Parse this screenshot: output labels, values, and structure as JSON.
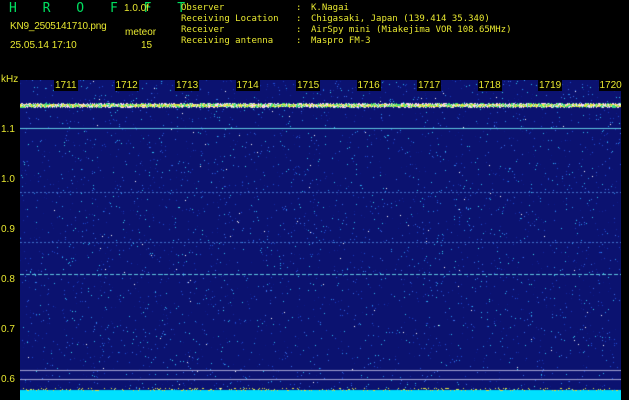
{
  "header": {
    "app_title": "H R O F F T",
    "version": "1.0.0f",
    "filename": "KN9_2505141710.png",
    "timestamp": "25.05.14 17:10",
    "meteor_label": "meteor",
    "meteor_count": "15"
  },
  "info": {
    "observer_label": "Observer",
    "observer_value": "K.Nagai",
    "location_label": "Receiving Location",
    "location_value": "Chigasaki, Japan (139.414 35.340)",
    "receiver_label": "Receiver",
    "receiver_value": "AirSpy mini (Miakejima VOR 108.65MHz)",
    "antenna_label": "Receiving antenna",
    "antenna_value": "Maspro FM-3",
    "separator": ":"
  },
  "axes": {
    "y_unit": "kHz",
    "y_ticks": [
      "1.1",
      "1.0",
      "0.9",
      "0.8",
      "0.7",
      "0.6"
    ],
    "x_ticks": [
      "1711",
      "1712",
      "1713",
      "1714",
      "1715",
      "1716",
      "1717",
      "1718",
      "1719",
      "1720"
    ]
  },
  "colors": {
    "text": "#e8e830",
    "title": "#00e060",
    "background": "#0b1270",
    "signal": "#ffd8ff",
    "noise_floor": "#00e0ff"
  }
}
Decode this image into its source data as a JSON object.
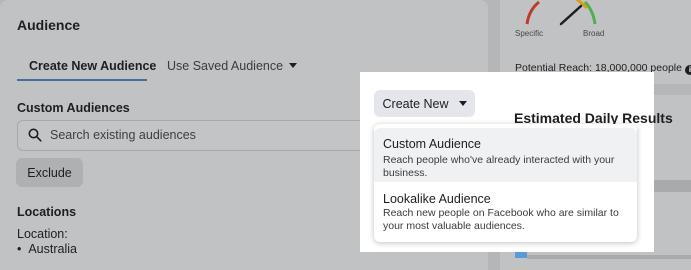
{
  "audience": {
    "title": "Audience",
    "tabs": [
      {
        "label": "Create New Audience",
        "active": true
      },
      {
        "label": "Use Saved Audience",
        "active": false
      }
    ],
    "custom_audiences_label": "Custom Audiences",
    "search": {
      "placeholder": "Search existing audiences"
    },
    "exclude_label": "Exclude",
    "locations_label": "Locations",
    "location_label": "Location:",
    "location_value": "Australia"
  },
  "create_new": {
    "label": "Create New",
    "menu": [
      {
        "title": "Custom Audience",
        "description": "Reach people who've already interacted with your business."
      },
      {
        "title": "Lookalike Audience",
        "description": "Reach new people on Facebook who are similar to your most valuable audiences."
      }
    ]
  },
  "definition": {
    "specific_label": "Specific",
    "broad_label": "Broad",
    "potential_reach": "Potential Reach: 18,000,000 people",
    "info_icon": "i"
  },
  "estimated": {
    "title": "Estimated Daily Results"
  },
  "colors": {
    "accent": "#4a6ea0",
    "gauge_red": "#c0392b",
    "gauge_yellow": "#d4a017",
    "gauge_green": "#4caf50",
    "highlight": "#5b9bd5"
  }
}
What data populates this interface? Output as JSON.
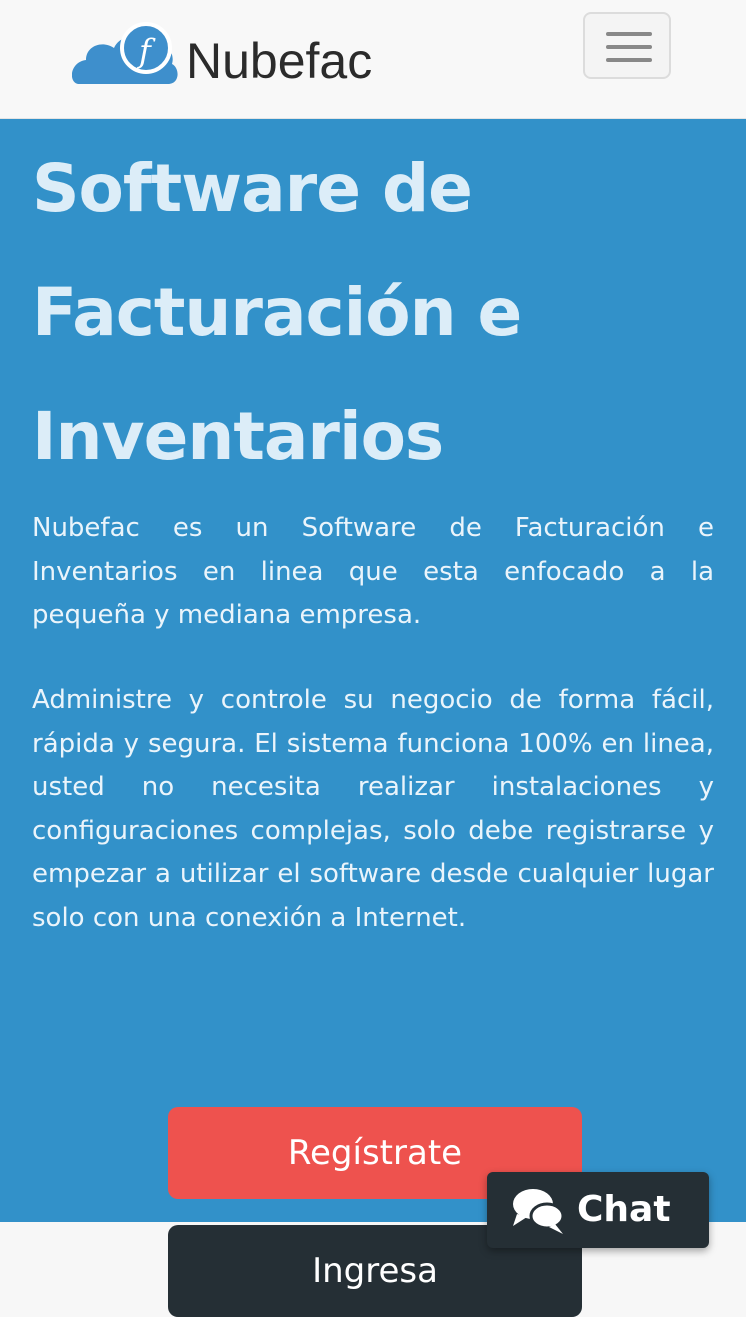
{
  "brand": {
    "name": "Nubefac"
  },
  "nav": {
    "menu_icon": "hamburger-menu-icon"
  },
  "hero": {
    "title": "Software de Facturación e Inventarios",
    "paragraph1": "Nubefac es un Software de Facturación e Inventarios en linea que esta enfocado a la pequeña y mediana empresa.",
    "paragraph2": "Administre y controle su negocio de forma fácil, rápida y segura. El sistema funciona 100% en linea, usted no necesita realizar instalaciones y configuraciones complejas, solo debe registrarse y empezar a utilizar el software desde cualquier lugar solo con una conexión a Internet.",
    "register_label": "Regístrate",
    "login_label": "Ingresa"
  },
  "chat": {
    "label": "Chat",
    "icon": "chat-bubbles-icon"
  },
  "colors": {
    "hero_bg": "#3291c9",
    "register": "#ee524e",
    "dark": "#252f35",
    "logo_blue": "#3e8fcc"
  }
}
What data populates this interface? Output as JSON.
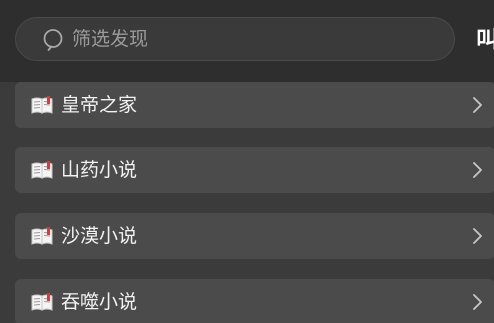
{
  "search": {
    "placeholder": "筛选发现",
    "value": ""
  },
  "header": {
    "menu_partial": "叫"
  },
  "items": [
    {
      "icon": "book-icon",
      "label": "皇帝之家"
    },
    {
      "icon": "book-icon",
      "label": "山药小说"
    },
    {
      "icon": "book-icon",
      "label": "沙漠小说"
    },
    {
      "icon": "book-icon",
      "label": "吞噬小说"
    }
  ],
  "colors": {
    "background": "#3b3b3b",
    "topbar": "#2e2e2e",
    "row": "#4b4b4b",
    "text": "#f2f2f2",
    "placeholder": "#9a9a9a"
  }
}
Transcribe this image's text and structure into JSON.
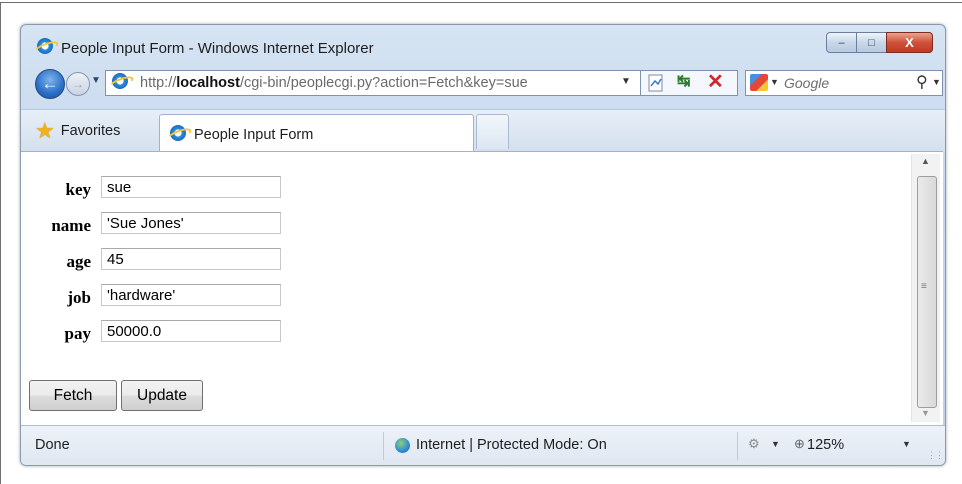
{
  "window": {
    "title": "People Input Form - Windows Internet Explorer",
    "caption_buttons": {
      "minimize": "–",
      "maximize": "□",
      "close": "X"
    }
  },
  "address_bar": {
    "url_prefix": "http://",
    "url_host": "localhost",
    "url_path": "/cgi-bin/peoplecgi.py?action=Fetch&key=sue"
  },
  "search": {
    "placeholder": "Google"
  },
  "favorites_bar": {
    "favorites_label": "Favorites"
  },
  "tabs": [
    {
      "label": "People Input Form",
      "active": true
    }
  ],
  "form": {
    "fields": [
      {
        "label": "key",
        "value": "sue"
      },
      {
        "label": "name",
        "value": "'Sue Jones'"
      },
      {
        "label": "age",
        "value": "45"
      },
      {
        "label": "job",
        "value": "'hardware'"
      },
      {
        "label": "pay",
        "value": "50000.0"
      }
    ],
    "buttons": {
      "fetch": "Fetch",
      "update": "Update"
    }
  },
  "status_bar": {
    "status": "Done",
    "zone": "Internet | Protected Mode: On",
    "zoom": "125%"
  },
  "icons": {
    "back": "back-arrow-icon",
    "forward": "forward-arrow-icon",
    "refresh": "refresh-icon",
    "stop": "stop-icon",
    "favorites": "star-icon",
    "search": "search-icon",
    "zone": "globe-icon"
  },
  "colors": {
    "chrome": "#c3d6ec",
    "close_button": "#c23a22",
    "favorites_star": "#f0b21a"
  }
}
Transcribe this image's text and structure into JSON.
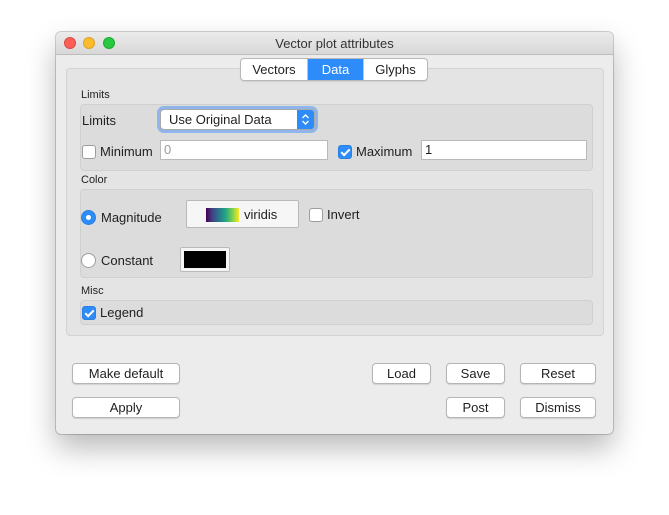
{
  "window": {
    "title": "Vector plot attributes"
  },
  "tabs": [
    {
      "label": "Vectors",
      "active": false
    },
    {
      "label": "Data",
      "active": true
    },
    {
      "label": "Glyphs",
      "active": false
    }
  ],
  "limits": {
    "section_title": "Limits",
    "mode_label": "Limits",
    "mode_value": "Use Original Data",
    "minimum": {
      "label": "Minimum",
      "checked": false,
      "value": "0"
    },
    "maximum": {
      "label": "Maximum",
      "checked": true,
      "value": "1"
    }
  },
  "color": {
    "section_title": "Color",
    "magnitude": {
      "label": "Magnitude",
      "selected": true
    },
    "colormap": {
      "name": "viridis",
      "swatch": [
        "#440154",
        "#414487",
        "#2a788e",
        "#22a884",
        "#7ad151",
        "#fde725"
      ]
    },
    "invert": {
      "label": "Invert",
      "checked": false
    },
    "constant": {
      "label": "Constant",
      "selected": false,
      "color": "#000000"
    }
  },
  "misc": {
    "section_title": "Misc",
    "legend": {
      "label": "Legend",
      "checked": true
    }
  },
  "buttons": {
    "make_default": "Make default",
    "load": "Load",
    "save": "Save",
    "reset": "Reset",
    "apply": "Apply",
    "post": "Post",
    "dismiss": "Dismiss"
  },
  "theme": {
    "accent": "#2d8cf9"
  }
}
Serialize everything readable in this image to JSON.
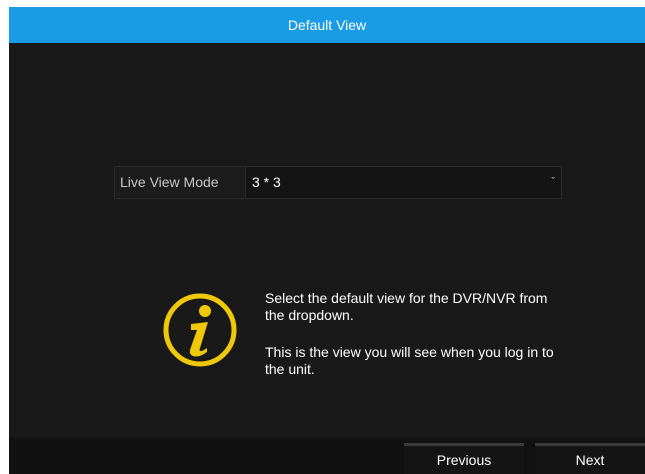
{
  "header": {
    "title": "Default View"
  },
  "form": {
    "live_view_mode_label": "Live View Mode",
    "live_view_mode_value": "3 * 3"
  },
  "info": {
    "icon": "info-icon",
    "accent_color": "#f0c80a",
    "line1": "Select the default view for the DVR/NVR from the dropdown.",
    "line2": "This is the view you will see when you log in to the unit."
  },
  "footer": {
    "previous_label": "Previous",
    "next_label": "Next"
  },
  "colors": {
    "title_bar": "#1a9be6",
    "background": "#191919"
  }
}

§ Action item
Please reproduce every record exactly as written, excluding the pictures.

§ Reply
Parse this screenshot: output labels, values, and structure as JSON.
{
  "header": {
    "app_title": "H R O F F T",
    "version": "1.0.0f",
    "filename": "KN9_2505141710.png",
    "timestamp": "25.05.14 17:10",
    "meteor_label": "meteor",
    "meteor_count": "15"
  },
  "info": {
    "observer_label": "Observer",
    "observer_value": "K.Nagai",
    "location_label": "Receiving Location",
    "location_value": "Chigasaki, Japan (139.414 35.340)",
    "receiver_label": "Receiver",
    "receiver_value": "AirSpy mini (Miakejima VOR 108.65MHz)",
    "antenna_label": "Receiving antenna",
    "antenna_value": "Maspro FM-3",
    "separator": ":"
  },
  "axes": {
    "y_unit": "kHz",
    "y_ticks": [
      "1.1",
      "1.0",
      "0.9",
      "0.8",
      "0.7",
      "0.6"
    ],
    "x_ticks": [
      "1711",
      "1712",
      "1713",
      "1714",
      "1715",
      "1716",
      "1717",
      "1718",
      "1719",
      "1720"
    ]
  },
  "colors": {
    "text": "#e8e830",
    "title": "#00e060",
    "background": "#0b1270",
    "signal": "#ffd8ff",
    "noise_floor": "#00e0ff"
  }
}
Decode this image into its source data as a JSON object.
{
  "audience": {
    "title": "Audience",
    "tabs": [
      {
        "label": "Create New Audience",
        "active": true
      },
      {
        "label": "Use Saved Audience",
        "active": false
      }
    ],
    "custom_audiences_label": "Custom Audiences",
    "search": {
      "placeholder": "Search existing audiences"
    },
    "exclude_label": "Exclude",
    "locations_label": "Locations",
    "location_label": "Location:",
    "location_value": "Australia"
  },
  "create_new": {
    "label": "Create New",
    "menu": [
      {
        "title": "Custom Audience",
        "description": "Reach people who've already interacted with your business."
      },
      {
        "title": "Lookalike Audience",
        "description": "Reach new people on Facebook who are similar to your most valuable audiences."
      }
    ]
  },
  "definition": {
    "specific_label": "Specific",
    "broad_label": "Broad",
    "potential_reach": "Potential Reach: 18,000,000 people",
    "info_icon": "i"
  },
  "estimated": {
    "title": "Estimated Daily Results"
  },
  "colors": {
    "accent": "#4a6ea0",
    "gauge_red": "#c0392b",
    "gauge_yellow": "#d4a017",
    "gauge_green": "#4caf50",
    "highlight": "#5b9bd5"
  }
}
What data populates this interface? Output as JSON.
{
  "brand": {
    "name": "Nubefac"
  },
  "nav": {
    "menu_icon": "hamburger-menu-icon"
  },
  "hero": {
    "title": "Software de Facturación e Inventarios",
    "paragraph1": "Nubefac es un Software de Facturación e Inventarios en linea que esta enfocado a la pequeña y mediana empresa.",
    "paragraph2": "Administre y controle su negocio de forma fácil, rápida y segura. El sistema funciona 100% en linea, usted no necesita realizar instalaciones y configuraciones complejas, solo debe registrarse y empezar a utilizar el software desde cualquier lugar solo con una conexión a Internet.",
    "register_label": "Regístrate",
    "login_label": "Ingresa"
  },
  "chat": {
    "label": "Chat",
    "icon": "chat-bubbles-icon"
  },
  "colors": {
    "hero_bg": "#3291c9",
    "register": "#ee524e",
    "dark": "#252f35",
    "logo_blue": "#3e8fcc"
  }
}
What data populates this interface? Output as JSON.
{
  "search": {
    "placeholder": "筛选发现",
    "value": ""
  },
  "header": {
    "menu_partial": "叫"
  },
  "items": [
    {
      "icon": "book-icon",
      "label": "皇帝之家"
    },
    {
      "icon": "book-icon",
      "label": "山药小说"
    },
    {
      "icon": "book-icon",
      "label": "沙漠小说"
    },
    {
      "icon": "book-icon",
      "label": "吞噬小说"
    }
  ],
  "colors": {
    "background": "#3b3b3b",
    "topbar": "#2e2e2e",
    "row": "#4b4b4b",
    "text": "#f2f2f2",
    "placeholder": "#9a9a9a"
  }
}
Transcribe this image's text and structure into JSON.
{
  "window": {
    "title": "People Input Form - Windows Internet Explorer",
    "caption_buttons": {
      "minimize": "–",
      "maximize": "□",
      "close": "X"
    }
  },
  "address_bar": {
    "url_prefix": "http://",
    "url_host": "localhost",
    "url_path": "/cgi-bin/peoplecgi.py?action=Fetch&key=sue"
  },
  "search": {
    "placeholder": "Google"
  },
  "favorites_bar": {
    "favorites_label": "Favorites"
  },
  "tabs": [
    {
      "label": "People Input Form",
      "active": true
    }
  ],
  "form": {
    "fields": [
      {
        "label": "key",
        "value": "sue"
      },
      {
        "label": "name",
        "value": "'Sue Jones'"
      },
      {
        "label": "age",
        "value": "45"
      },
      {
        "label": "job",
        "value": "'hardware'"
      },
      {
        "label": "pay",
        "value": "50000.0"
      }
    ],
    "buttons": {
      "fetch": "Fetch",
      "update": "Update"
    }
  },
  "status_bar": {
    "status": "Done",
    "zone": "Internet | Protected Mode: On",
    "zoom": "125%"
  },
  "icons": {
    "back": "back-arrow-icon",
    "forward": "forward-arrow-icon",
    "refresh": "refresh-icon",
    "stop": "stop-icon",
    "favorites": "star-icon",
    "search": "search-icon",
    "zone": "globe-icon"
  },
  "colors": {
    "chrome": "#c3d6ec",
    "close_button": "#c23a22",
    "favorites_star": "#f0b21a"
  }
}
Transcribe this image's text and structure into JSON.
{
  "window": {
    "title": "Vector plot attributes"
  },
  "tabs": [
    {
      "label": "Vectors",
      "active": false
    },
    {
      "label": "Data",
      "active": true
    },
    {
      "label": "Glyphs",
      "active": false
    }
  ],
  "limits": {
    "section_title": "Limits",
    "mode_label": "Limits",
    "mode_value": "Use Original Data",
    "minimum": {
      "label": "Minimum",
      "checked": false,
      "value": "0"
    },
    "maximum": {
      "label": "Maximum",
      "checked": true,
      "value": "1"
    }
  },
  "color": {
    "section_title": "Color",
    "magnitude": {
      "label": "Magnitude",
      "selected": true
    },
    "colormap": {
      "name": "viridis",
      "swatch": [
        "#440154",
        "#414487",
        "#2a788e",
        "#22a884",
        "#7ad151",
        "#fde725"
      ]
    },
    "invert": {
      "label": "Invert",
      "checked": false
    },
    "constant": {
      "label": "Constant",
      "selected": false,
      "color": "#000000"
    }
  },
  "misc": {
    "section_title": "Misc",
    "legend": {
      "label": "Legend",
      "checked": true
    }
  },
  "buttons": {
    "make_default": "Make default",
    "load": "Load",
    "save": "Save",
    "reset": "Reset",
    "apply": "Apply",
    "post": "Post",
    "dismiss": "Dismiss"
  },
  "theme": {
    "accent": "#2d8cf9"
  }
}
Serialize everything readable in this image to JSON.
{
  "header": {
    "title": "Default View"
  },
  "form": {
    "live_view_mode_label": "Live View Mode",
    "live_view_mode_value": "3 * 3"
  },
  "info": {
    "icon": "info-icon",
    "accent_color": "#f0c80a",
    "line1": "Select the default view for the DVR/NVR from the dropdown.",
    "line2": "This is the view you will see when you log in to the unit."
  },
  "footer": {
    "previous_label": "Previous",
    "next_label": "Next"
  },
  "colors": {
    "title_bar": "#1a9be6",
    "background": "#191919"
  }
}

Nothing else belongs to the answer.